In 2008, the town of Rutshuru in Congo’s North Kivu region, was a battleground between the Congolese army and the CNDP rebel group. As late as May this year, The Christian Science Monitor was calling Rutshuru “more stable.”
But attacks from rebel groups including the FDLR continued, and a few days ago the U.N. peacekeeping force in Congo launched a 10-day operation meant to “push away armed groups that have been committing insecurity in the area,” according to a U.N. spokesman.
Just a few minutes ago I just got a message saying that aid group Medicins Sans Frontieres has shut down its clinic in Rutshuru “due to fighting in the area.”

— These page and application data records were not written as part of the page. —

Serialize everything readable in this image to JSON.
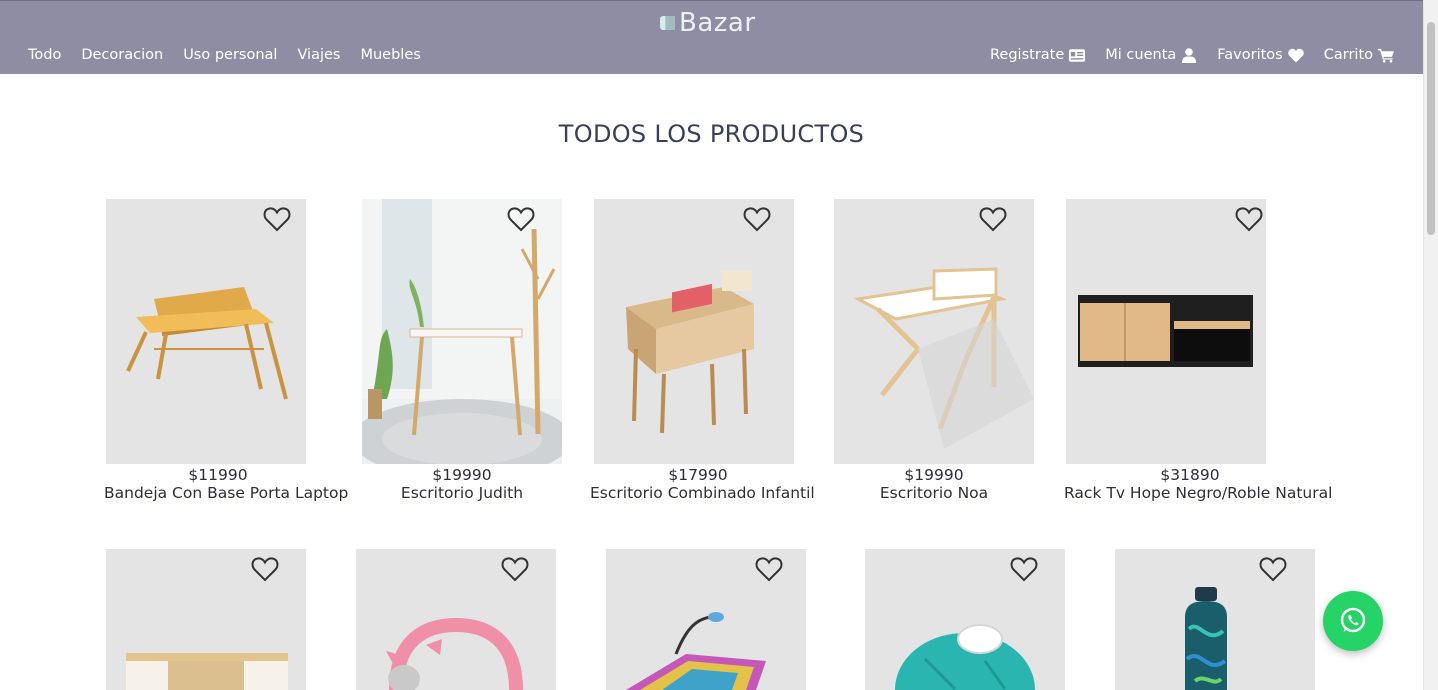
{
  "header": {
    "brand": "Bazar",
    "nav_left": [
      "Todo",
      "Decoracion",
      "Uso personal",
      "Viajes",
      "Muebles"
    ],
    "nav_right": [
      {
        "label": "Registrate",
        "icon": "id-card-icon"
      },
      {
        "label": "Mi cuenta",
        "icon": "user-icon"
      },
      {
        "label": "Favoritos",
        "icon": "heart-icon"
      },
      {
        "label": "Carrito",
        "icon": "cart-icon"
      }
    ]
  },
  "main": {
    "title": "TODOS LOS PRODUCTOS",
    "products": [
      {
        "price": "$11990",
        "name": "Bandeja Con Base Porta Laptop",
        "image": "laptop-tray"
      },
      {
        "price": "$19990",
        "name": "Escritorio Judith",
        "image": "desk-room"
      },
      {
        "price": "$17990",
        "name": "Escritorio Combinado Infantil",
        "image": "kids-desk"
      },
      {
        "price": "$19990",
        "name": "Escritorio Noa",
        "image": "white-desk"
      },
      {
        "price": "$31890",
        "name": "Rack Tv Hope Negro/Roble Natural",
        "image": "tv-rack"
      }
    ],
    "products_row2": [
      {
        "image": "cabinet"
      },
      {
        "image": "cat-ear-headphones"
      },
      {
        "image": "lap-tray-lamp"
      },
      {
        "image": "ice-bag"
      },
      {
        "image": "water-bottle"
      }
    ]
  },
  "whatsapp": {
    "icon": "whatsapp-icon"
  },
  "colors": {
    "navbar": "#8e8da4",
    "card_bg": "#e4e4e4",
    "whatsapp": "#25d366",
    "title": "#3b3f5c"
  }
}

U.N.-supported military operations in Congo often go bad. In December 2008, the U.N. helped supply a U.S.-Ugandan-Congolese attack on the Lord’s Resistance Army rebel group in eastern Congo. The LRA escaped, and killed more than 1,000 people in retaliation.